Second… Is analysis necessary for something to be theater? No. Theater criticism is only important to itself, not to whether it was a theatrical event. Post performance analysis of the mechanism of performance, while useful and interesting, is not essential for the performance event to have occurred. Most audience members are not intimately aware of the details in practice of performing theater or dance, yet certainly they can experience a performance. While an audience member’s explicit memory may take them to a turn of phrase or a physical relationship, what may have made the whole experience for them could be some details of lighting or how the actors were using their breath… things which effect them unconsciously. Though the effect is unconscious (and thus not analyzed and assessed by this audience member, they have still experienced the performance of the lighting person and the actor. Thus, this analysis, though interesting, is not necessary for it to be performance.
What happens is the result of the audience’s actions and choices. Yes, this is true, but it is also the result of the performers’ actions and choices. It is a collaboration. In this sense, it is much like an improvised site specific performance in an unpredictably dynamic environment. For example, if one performs in a busy street, the performance will be hugely impacted by unpredictable traffic patterns. Yes, the drivers will be responsible for much of what happens, yet the performer is also making choices which result in the performance. It is a collaboration with the cars, which are not intentionally performing, but it is still a performance. Another take would be to look at a dance concert. The band plays for a dancing audience. Someone dancing will have their experience hugely shaped by the other dancers, yet the band also shaped that experience. It was a collaboration. In Axolotl, the audience might not be intentionally performing — that is concerning themselves with the shaping of other’s experience — but the performers are, and their choices have ramifications throughout the space.

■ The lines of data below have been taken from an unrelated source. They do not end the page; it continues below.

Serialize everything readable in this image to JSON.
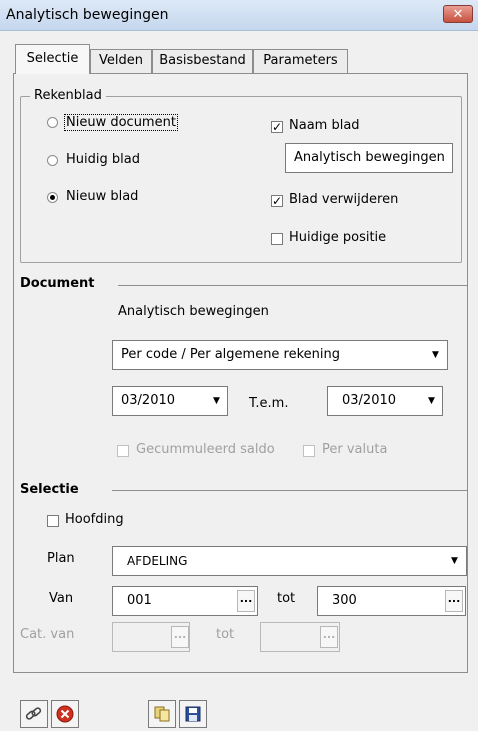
{
  "window": {
    "title": "Analytisch bewegingen",
    "close_label": "✕"
  },
  "tabs": [
    {
      "label": "Selectie"
    },
    {
      "label": "Velden"
    },
    {
      "label": "Basisbestand"
    },
    {
      "label": "Parameters"
    }
  ],
  "rekenblad": {
    "label": "Rekenblad",
    "radios": [
      {
        "label": "Nieuw document",
        "selected": false
      },
      {
        "label": "Huidig blad",
        "selected": false
      },
      {
        "label": "Nieuw blad",
        "selected": true
      }
    ],
    "naam_blad": {
      "label": "Naam blad",
      "checked": true,
      "value": "Analytisch bewegingen"
    },
    "blad_verwijderen": {
      "label": "Blad verwijderen",
      "checked": true
    },
    "huidige_positie": {
      "label": "Huidige positie",
      "checked": false
    }
  },
  "document": {
    "title": "Document",
    "name": "Analytisch bewegingen",
    "sort": "Per code / Per algemene rekening",
    "from_period": "03/2010",
    "to_label": "T.e.m.",
    "to_period": "03/2010",
    "gecummuleerd": {
      "label": "Gecummuleerd saldo",
      "checked": false,
      "enabled": false
    },
    "per_valuta": {
      "label": "Per valuta",
      "checked": false,
      "enabled": false
    }
  },
  "selectie": {
    "title": "Selectie",
    "hoofding": {
      "label": "Hoofding",
      "checked": false
    },
    "plan_label": "Plan",
    "plan_value": "AFDELING",
    "van_label": "Van",
    "van_value": "001",
    "tot_label": "tot",
    "tot_value": "300",
    "cat_van_label": "Cat. van",
    "cat_tot_label": "tot",
    "ellipsis": "..."
  },
  "toolbar": {
    "buttons": [
      {
        "icon": "link-icon"
      },
      {
        "icon": "cancel-icon"
      },
      {
        "icon": "copy-icon"
      },
      {
        "icon": "save-icon"
      }
    ]
  },
  "colors": {
    "cancel_red": "#d0301f",
    "title_bar": "#c5d7ee"
  }
}
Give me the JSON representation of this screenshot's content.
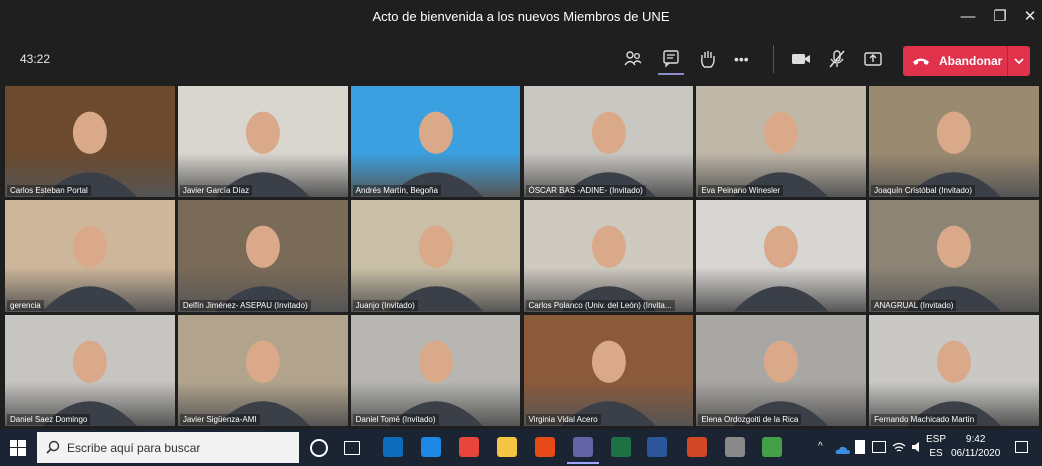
{
  "window": {
    "title": "Acto de bienvenida a los nuevos Miembros de UNE",
    "minimize_glyph": "—",
    "maximize_glyph": "❐",
    "close_glyph": "✕"
  },
  "meeting": {
    "timer": "43:22",
    "toolbar_icons": [
      "participants-icon",
      "chat-icon",
      "raise-hand-icon",
      "more-options-icon",
      "camera-icon",
      "mic-muted-icon",
      "share-screen-icon"
    ],
    "more_glyph": "•••",
    "leave_label": "Abandonar",
    "leave_color": "#e0324b"
  },
  "participants": [
    {
      "name": "Carlos Esteban Portal",
      "bg": "#6b4a2e"
    },
    {
      "name": "Javier García Díaz",
      "bg": "#d9d6cf"
    },
    {
      "name": "Andrés Martín, Begoña",
      "bg": "#3aa0e0"
    },
    {
      "name": "ÓSCAR BAS -ADINE- (Invitado)",
      "bg": "#c9c7c2"
    },
    {
      "name": "Eva Peinano Winesler",
      "bg": "#bfb7a8"
    },
    {
      "name": "Joaquín Cristóbal (Invitado)",
      "bg": "#9a8a70"
    },
    {
      "name": "gerencia",
      "bg": "#cdb69a"
    },
    {
      "name": "Delfín Jiménez- ASEPAU (Invitado)",
      "bg": "#7a6a58"
    },
    {
      "name": "Juanjo (Invitado)",
      "bg": "#c9bfa6"
    },
    {
      "name": "Carlos Polanco (Univ. del León) (Invita...",
      "bg": "#cfcac0"
    },
    {
      "name": "",
      "bg": "#d8d6d3"
    },
    {
      "name": "ANAGRUAL (Invitado)",
      "bg": "#8c8474"
    },
    {
      "name": "Daniel Saez Domingo",
      "bg": "#c7c5c2"
    },
    {
      "name": "Javier Sigüenza-AMI",
      "bg": "#b2a48c"
    },
    {
      "name": "Daniel Tomé (Invitado)",
      "bg": "#b7b6b2"
    },
    {
      "name": "Virginia Vidal Acero",
      "bg": "#8b5a3a"
    },
    {
      "name": "Elena Ordozgoiti de la Rica",
      "bg": "#a9a7a4"
    },
    {
      "name": "Fernando Machicado Martín",
      "bg": "#c9c8c4"
    }
  ],
  "taskbar": {
    "search_placeholder": "Escribe aquí para buscar",
    "apps": [
      "cortana-icon",
      "task-view-icon",
      "outlook-icon",
      "edge-icon",
      "chrome-icon",
      "file-explorer-icon",
      "brave-icon",
      "teams-icon",
      "excel-icon",
      "word-icon",
      "powerpoint-icon",
      "calculator-icon",
      "globe-icon"
    ],
    "tray_chevron": "^",
    "lang_top": "ESP",
    "lang_bottom": "ES",
    "time": "9:42",
    "date": "06/11/2020"
  }
}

Axolotl is a piece of theater… improvised, participatory, and blind, but still theater.